Africa currently has 367 million unique mobile subscribers, and its fastest growth period for these subscriptions was in the first half of this decade (2010-2015), with an annual growth rate of 13%. The GSMA now expects the growth rate of unique mobile subscribers to slow down to 6% in the second half of the decade (2015-2020).

One of the reasons the GSMA has cited for slow down in growth is ”a weak business case for rural network rollout”. According to GSMA mobile users in rural areas generate a low average revenue per user (ARPU) for mobile operators.  The costs associated with setting up and maintaining networks in these areas is a barrier for operators wanting to extend their coverage, as it “makes it hard to justify the high costs of network deployment and maintenance in remote communities,” says the GSMA.

Tower sharing as a solution

Rural areas in Africa typically have a lower population density, making it difficult for operators to spread out their coverage. To address the coverage gap, the GSMA recommends (pdf, pg.5) infrastructure sharing as a strategy to extend coverage in rural areas.

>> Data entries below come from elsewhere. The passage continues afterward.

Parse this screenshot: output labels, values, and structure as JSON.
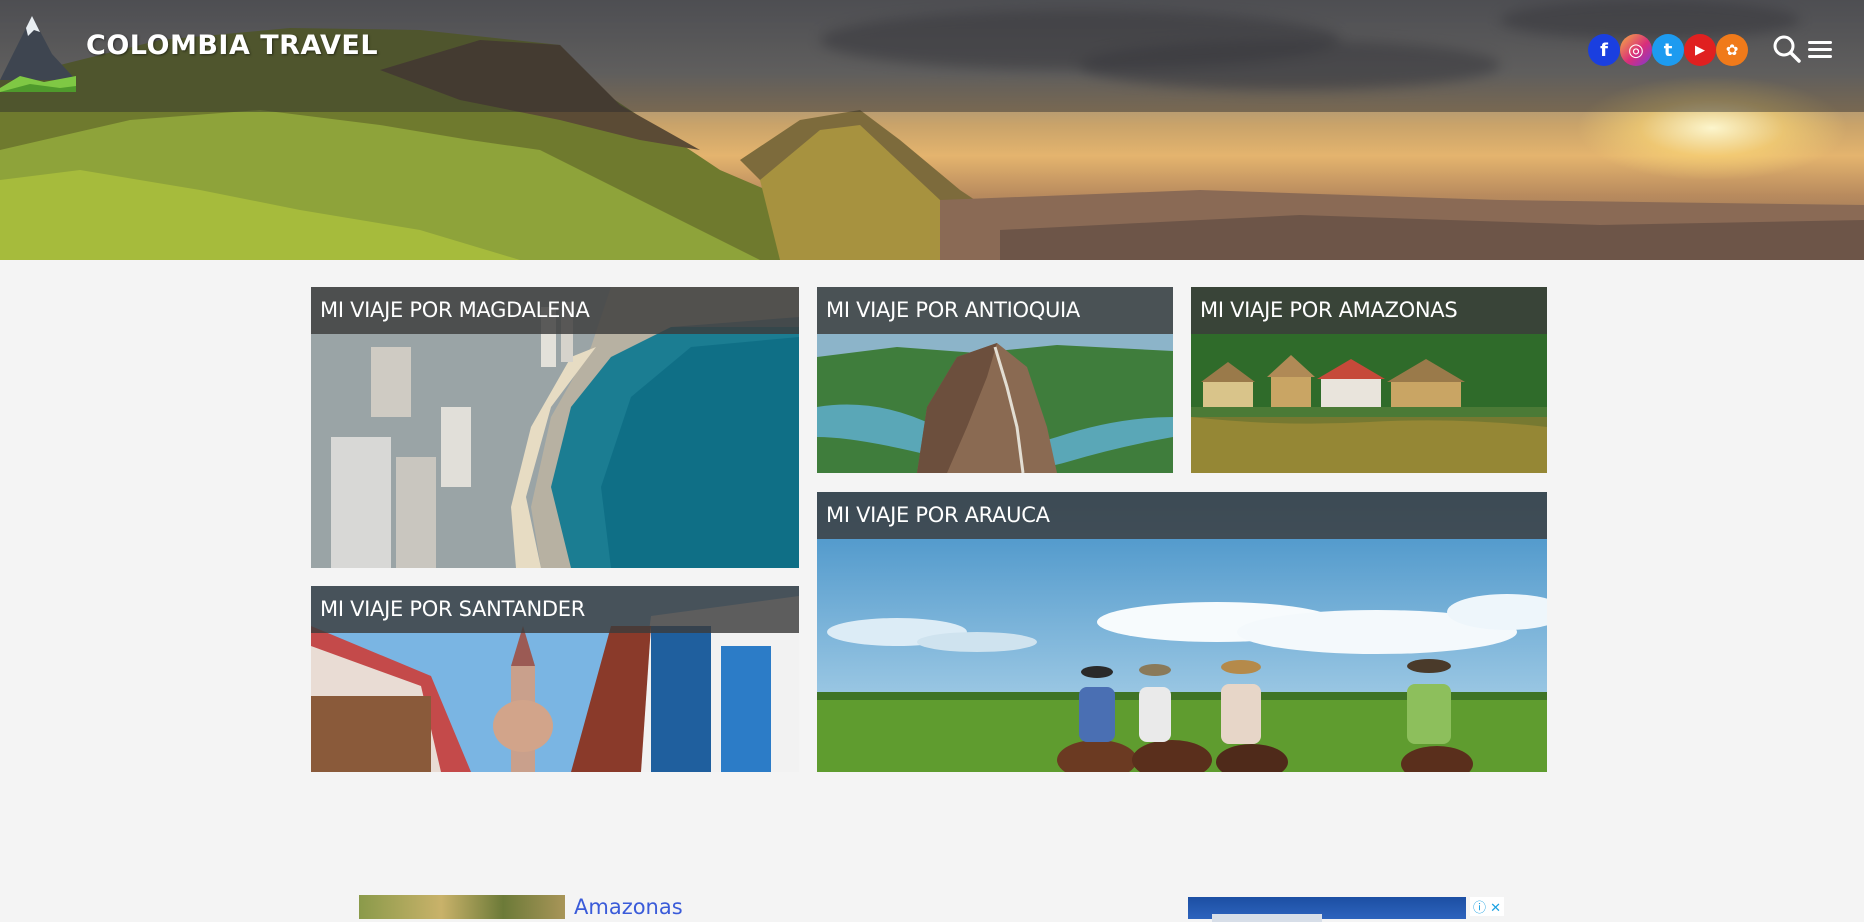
{
  "header": {
    "brand": "COLOMBIA TRAVEL",
    "social": [
      {
        "name": "facebook-icon",
        "glyph": "f",
        "color": "#1a3fe0"
      },
      {
        "name": "instagram-icon",
        "glyph": "◎",
        "color": "#d94a8a"
      },
      {
        "name": "twitter-icon",
        "glyph": "t",
        "color": "#1d9bf0"
      },
      {
        "name": "youtube-icon",
        "glyph": "▶",
        "color": "#e02020"
      },
      {
        "name": "snapchat-icon",
        "glyph": "✿",
        "color": "#f07a1a"
      }
    ],
    "search_icon": "search-icon",
    "menu_icon": "hamburger-menu-icon"
  },
  "cards": {
    "magdalena": "MI VIAJE POR MAGDALENA",
    "antioquia": "MI VIAJE POR ANTIOQUIA",
    "amazonas": "MI VIAJE POR AMAZONAS",
    "arauca": "MI VIAJE POR ARAUCA",
    "santander": "MI VIAJE POR SANTANDER"
  },
  "related": {
    "link": "Amazonas"
  },
  "ad": {
    "choices_icon": "ⓘ ✕"
  }
}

In recent years, some of the continent’s leading operators, like MTN, have sold off their tower assets to tower management companies—known as “towercos”—to reduce their running costs. In turn, this has helped operators who may not have the infrastructure in particular areas to take out a tower lease from a towerco, in order to extend network coverage without incurring capital expenditure costs.

With over a quarter of Africa’s estimated 165 000 towers operated by independent tower management companies, tower the GSMA argues that infrastructure sharing could help “provide coverage in areas that would otherwise be uneconomical”.